Objectives: Pharmacodynamics of β-lactamase inhibitors are an area of intense interest as new β-lactam/β-lactamase inhibitor combinations enter clinical development and clinical practice. Avibactam, a non-β-lactam β-lactamase inhibitor, has been combined with ceftaroline or ceftazidime but these two combinations have not been directly compared.
Methods: Using an in vitro pharmacokinetic model we simulated human drug concentration–time courses associated with ceftaroline 600 mg every 8 h and ceftazidime 2000 mg every 8 h. Avibactam was given by continuous infusion at a range of concentrations up to 10 mg/L and antibacterial effect assessed against a CTX-M-producing Escherichia coli, AmpC-hyperproducing Enterobacter cloacae and KPC-producing Klebsiella pneumoniae. Simulations were performed over 72 h.
Results: Avibactam, at a concentration of 1–2 mg/L, produced maximum bacterial clearance over 72 h for the E. coli and E. cloacae strains with both ceftaroline and ceftazidime. Avibactam (4 mg/L) was required for maximum reduction in bacterial load with the KPC-producing K. pneumoniae.
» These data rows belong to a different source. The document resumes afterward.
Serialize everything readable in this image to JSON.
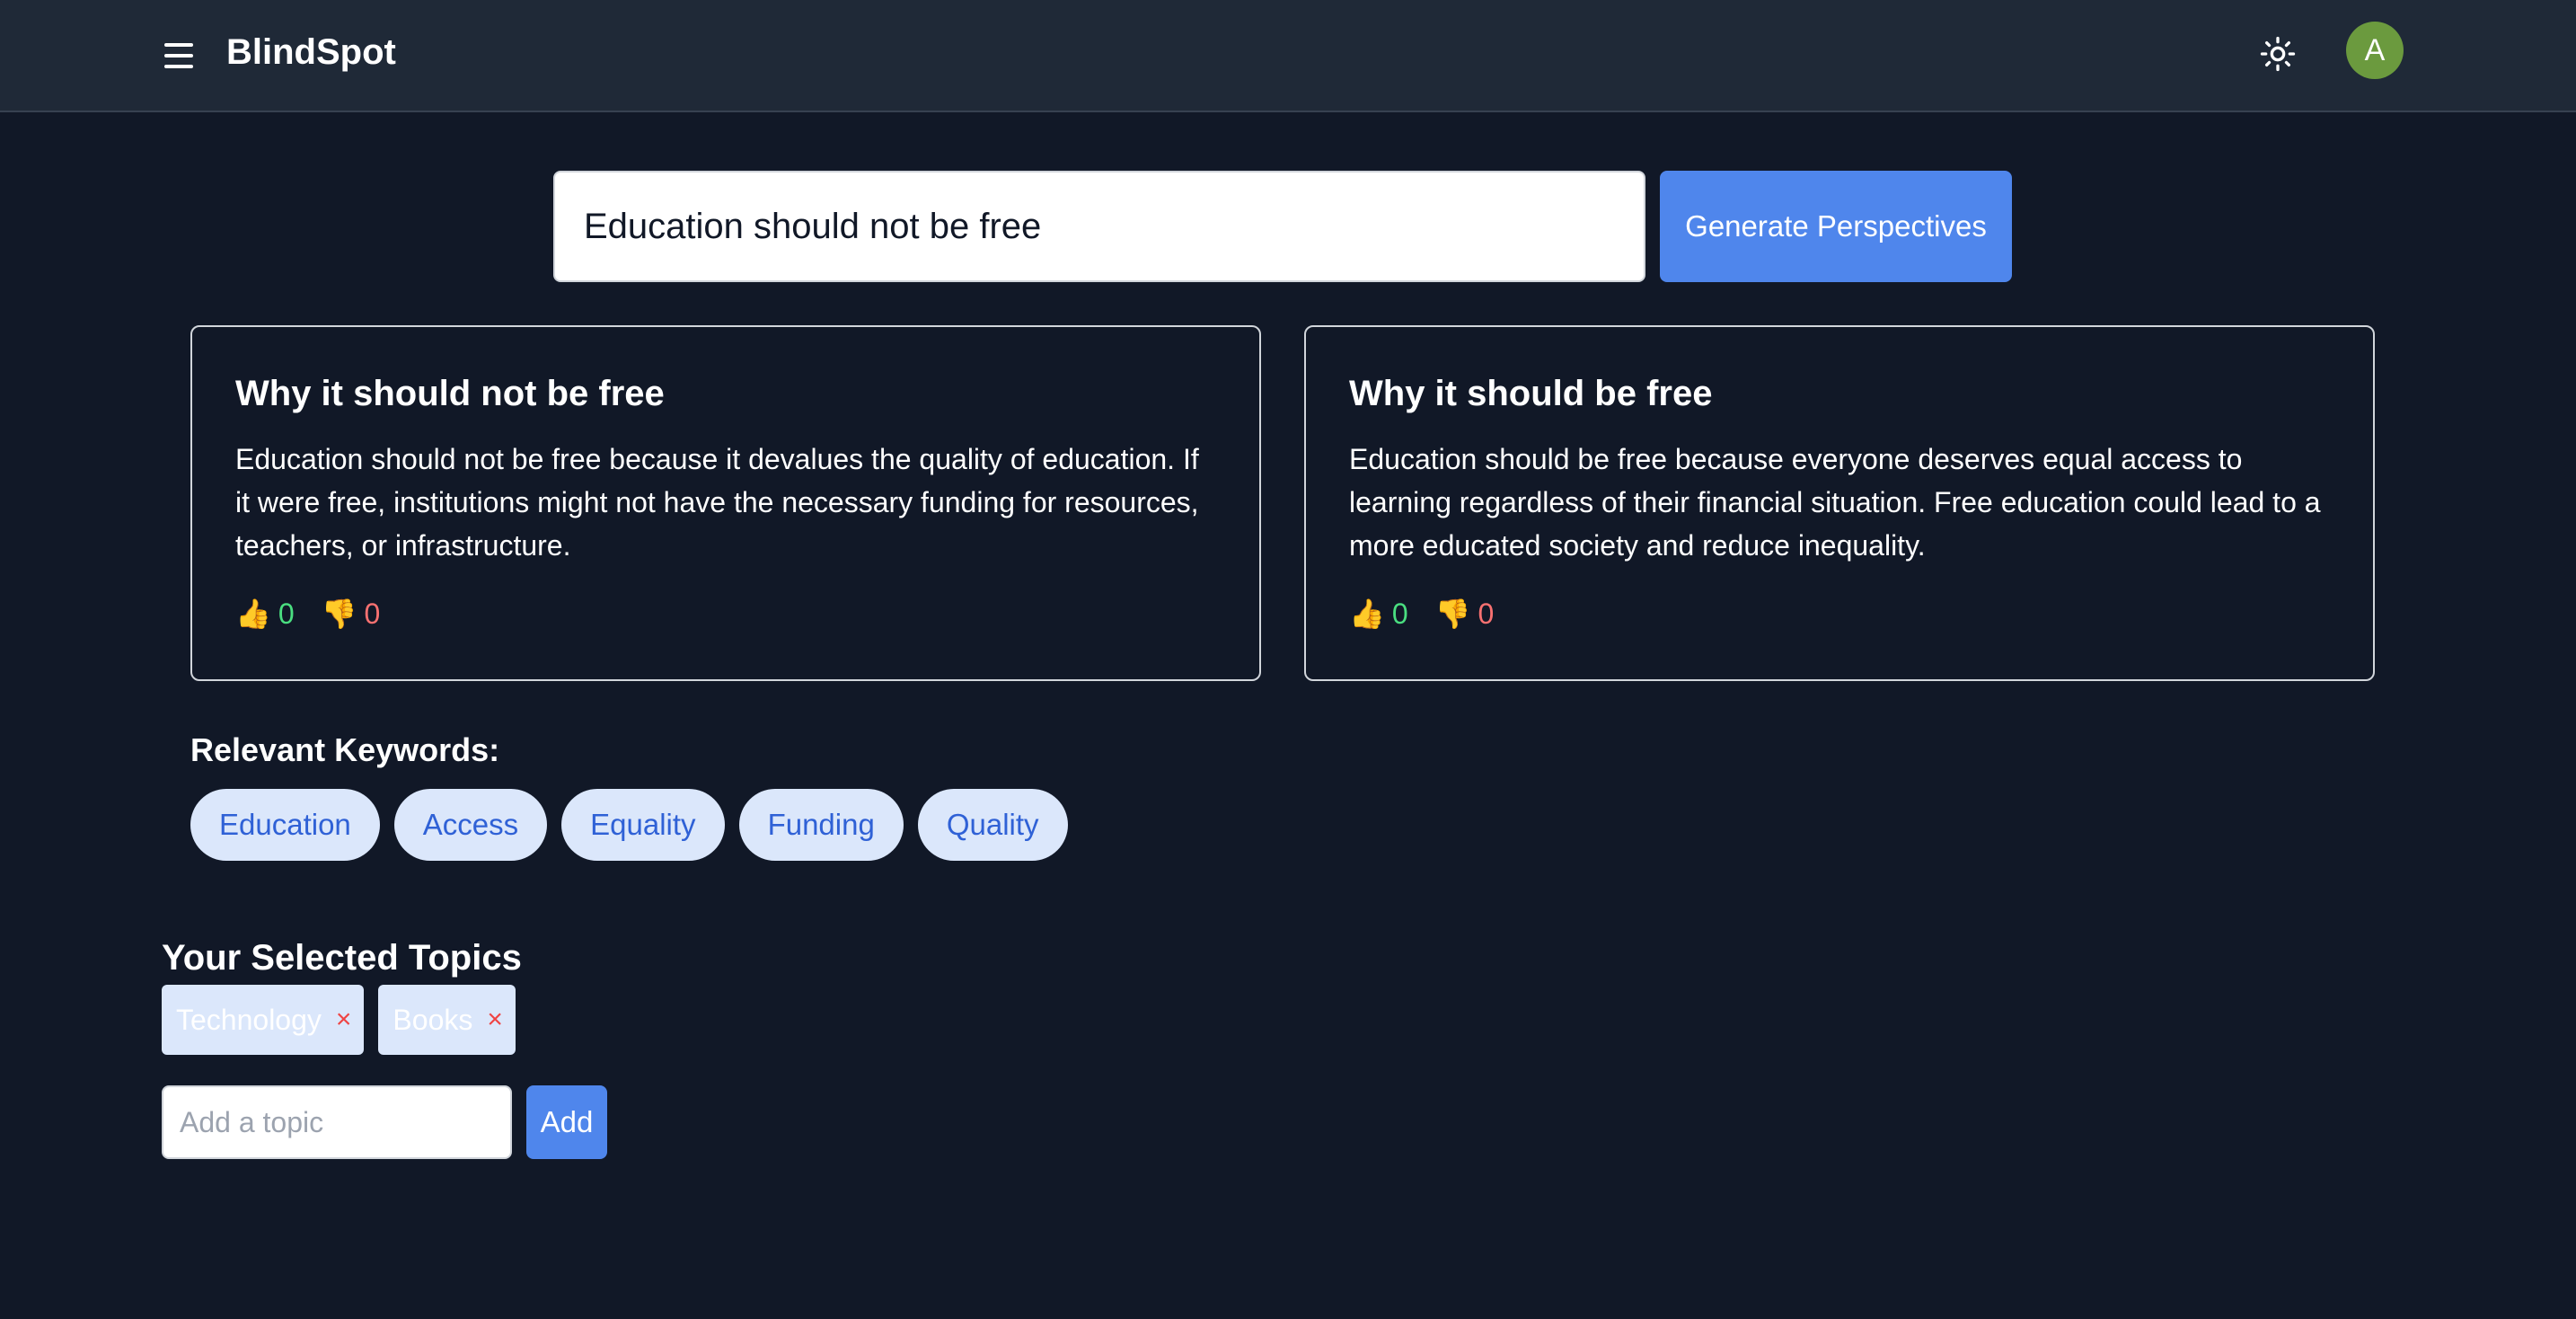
{
  "header": {
    "brand": "BlindSpot",
    "avatar_initial": "A",
    "icons": [
      "menu-icon",
      "sun-icon"
    ]
  },
  "search": {
    "value": "Education should not be free",
    "button_label": "Generate Perspectives"
  },
  "perspectives": [
    {
      "title": "Why it should not be free",
      "body": "Education should not be free because it devalues the quality of education. If it were free, institutions might not have the necessary funding for resources, teachers, or infrastructure.",
      "up_icon": "👍",
      "down_icon": "👎",
      "upvotes": "0",
      "downvotes": "0"
    },
    {
      "title": "Why it should be free",
      "body": "Education should be free because everyone deserves equal access to learning regardless of their financial situation. Free education could lead to a more educated society and reduce inequality.",
      "up_icon": "👍",
      "down_icon": "👎",
      "upvotes": "0",
      "downvotes": "0"
    }
  ],
  "keywords": {
    "title": "Relevant Keywords:",
    "items": [
      "Education",
      "Access",
      "Equality",
      "Funding",
      "Quality"
    ]
  },
  "topics": {
    "title": "Your Selected Topics",
    "items": [
      {
        "label": "Technology",
        "remove": "×"
      },
      {
        "label": "Books",
        "remove": "×"
      }
    ],
    "input_placeholder": "Add a topic",
    "add_label": "Add"
  },
  "colors": {
    "background": "#111827",
    "navbar": "#1f2937",
    "accent": "#4f86ec",
    "upvote": "#4ade80",
    "downvote": "#f87171",
    "avatar": "#6b9a3e"
  }
}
A series of dose fractionation experiments were performed with avibactam against each of the three strains and AUC, Cmax or T > avibactam concentration of 1, 2 or 4 mg/L related to antibacterial effect as measured by change in bacterial count at 24 h. AUC or Cmax were best related to 24 h antibacterial effect for avibactam though there was no consistent pattern favouring one over the other.
Conclusions: As AUC is a much easier and more reliable pharmacokinetic measure than Cmax, it would be useful to explore how AUC-based indices for avibactam exposures could be used for translating the results of the present study into patients’ therapy.